Difficult Weather Poses Boron Problems
Growers in this region consistently deal with challenging weather conditions. Boron deficiencies are common, especially in the rainy Pacific Northwest (PNW) and drought-affected areas of California. Because the climate and geography vary greatly, growing conditions and nutrient requirements differ throughout the region.
California’s Central Valley is one of the most productive agricultural areas in the world. The valley's irrigated farmland supports all types of non-tropical crops and is the largest U.S. producer of tomatoes, grapes, and almonds. Napa and Sonoma counties, once the producer of many different crops, are now primarily focused on wine production, although many farmers have planted fruit and nut trees, such as plums and pears, to diversify the local agricultural economy.

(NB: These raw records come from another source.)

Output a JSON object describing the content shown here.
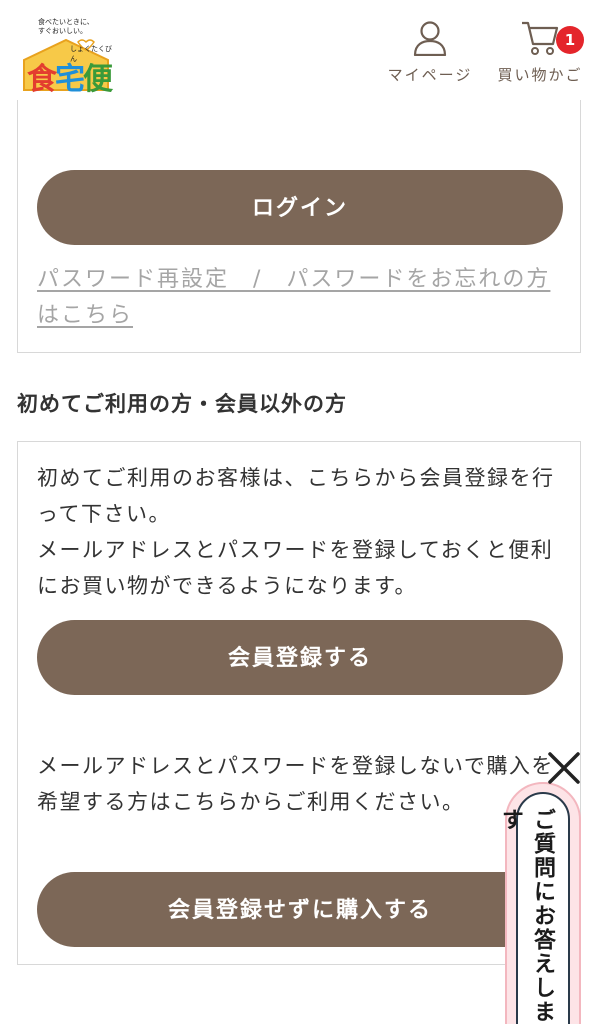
{
  "header": {
    "logo_tagline_line1": "食べたいときに、",
    "logo_tagline_line2": "すぐおいしい。",
    "logo_kana": "しょくたくびん",
    "logo_char1": "食",
    "logo_char2": "宅",
    "logo_char3": "便",
    "mypage_label": "マイページ",
    "cart_label": "買い物かご",
    "cart_count": "1"
  },
  "login": {
    "button_label": "ログイン",
    "forgot_link": "パスワード再設定　/　パスワードをお忘れの方はこちら"
  },
  "section_title": "初めてご利用の方・会員以外の方",
  "member": {
    "description": "初めてご利用のお客様は、こちらから会員登録を行って下さい。メールアドレスとパスワードを登録しておくと便利にお買い物ができるようになります。",
    "description_line1": "初めてご利用のお客様は、こちらから会員登録を行って下さい。",
    "description_line2": "メールアドレスとパスワードを登録しておくと便利にお買い物ができるようになります。",
    "register_button": "会員登録する",
    "guest_description": "メールアドレスとパスワードを登録しないで購入を希望する方はこちらからご利用ください。",
    "guest_button": "会員登録せずに購入する"
  },
  "faq_tab": {
    "label": "ご質問にお答えします"
  },
  "colors": {
    "button": "#7c6757",
    "badge": "#e4252b",
    "link": "#a5a5a5",
    "nav_text": "#6e5e52",
    "faq_bg": "#fde4e7"
  },
  "icons": {
    "mypage": "person-icon",
    "cart": "cart-icon",
    "close": "close-icon"
  }
}
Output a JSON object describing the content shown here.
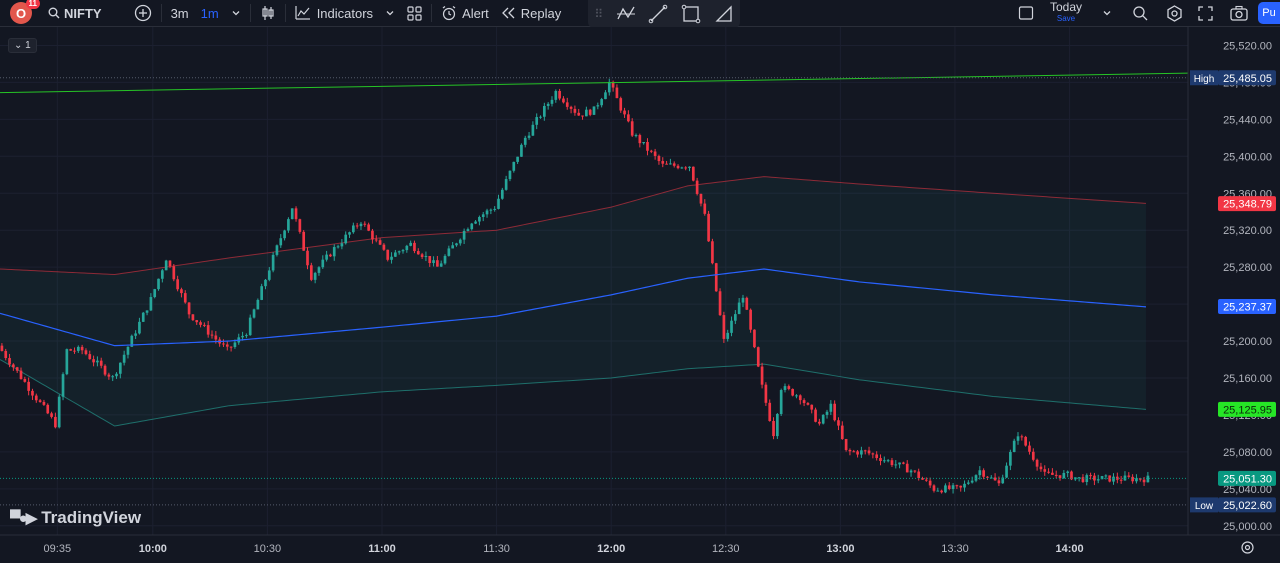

The PNW is the wettest part of the United States with scattered rain showers all year round. Temperatures are moderate, making it ideal for fruit trees. Further inland, long winters and a short growing season combined with low relative humidity can prove challenging to farmers. Precipitation can vary a great deal depending on elevation. Irrigated land in several major river valleys makes it possible for farmers to cultivate sugar beets, beans, potatoes, and hay. In the non-irrigated land at higher elevations, the principal crops are hay and small grains, such as wheat, barley, and oats, along with flax, safflower, and alfalfa. Washington and Idaho also have some of the best potato-growing conditions in the US, characterized by warm daytime temperatures and cool nights.